* Data for review
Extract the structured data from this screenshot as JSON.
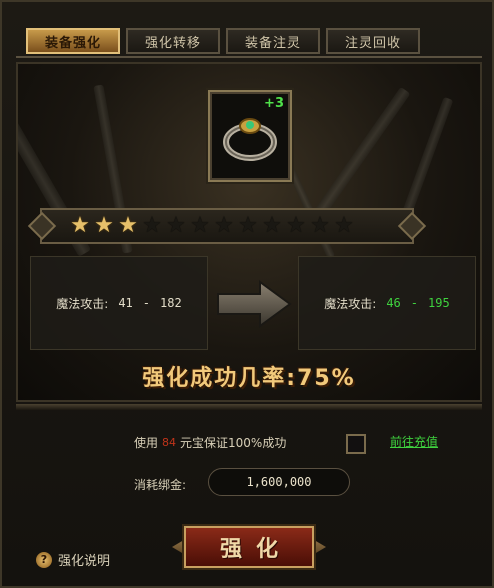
{
  "tabs": [
    {
      "label": "装备强化",
      "active": true
    },
    {
      "label": "强化转移",
      "active": false
    },
    {
      "label": "装备注灵",
      "active": false
    },
    {
      "label": "注灵回收",
      "active": false
    }
  ],
  "item": {
    "icon": "ring-icon",
    "enhance_level": "+3"
  },
  "stars": {
    "filled": 3,
    "total": 12
  },
  "stats": {
    "current": {
      "label": "魔法攻击:",
      "min": "41",
      "sep": "-",
      "max": "182"
    },
    "next": {
      "label": "魔法攻击:",
      "min": "46",
      "sep": "-",
      "max": "195"
    }
  },
  "success_rate_text": "强化成功几率:75%",
  "guarantee": {
    "prefix": "使用",
    "cost": "84",
    "suffix": "元宝保证100%成功",
    "recharge_label": "前往充值"
  },
  "gold": {
    "label": "消耗绑金:",
    "value": "1,600,000"
  },
  "enhance_button": {
    "label": "强化"
  },
  "help": {
    "label": "强化说明"
  },
  "colors": {
    "accent_gold": "#f2c97b",
    "green": "#3fd23f",
    "cost_red": "#c0341a"
  }
}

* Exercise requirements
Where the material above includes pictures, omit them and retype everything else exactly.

* Exercise result
Extract the structured data from this screenshot as JSON.
{
  "tabs": [
    {
      "label": "装备强化",
      "active": true
    },
    {
      "label": "强化转移",
      "active": false
    },
    {
      "label": "装备注灵",
      "active": false
    },
    {
      "label": "注灵回收",
      "active": false
    }
  ],
  "item": {
    "icon": "ring-icon",
    "enhance_level": "+3"
  },
  "stars": {
    "filled": 3,
    "total": 12
  },
  "stats": {
    "current": {
      "label": "魔法攻击:",
      "min": "41",
      "sep": "-",
      "max": "182"
    },
    "next": {
      "label": "魔法攻击:",
      "min": "46",
      "sep": "-",
      "max": "195"
    }
  },
  "success_rate_text": "强化成功几率:75%",
  "guarantee": {
    "prefix": "使用",
    "cost": "84",
    "suffix": "元宝保证100%成功",
    "recharge_label": "前往充值"
  },
  "gold": {
    "label": "消耗绑金:",
    "value": "1,600,000"
  },
  "enhance_button": {
    "label": "强化"
  },
  "help": {
    "label": "强化说明"
  },
  "colors": {
    "accent_gold": "#f2c97b",
    "green": "#3fd23f",
    "cost_red": "#c0341a"
  }
}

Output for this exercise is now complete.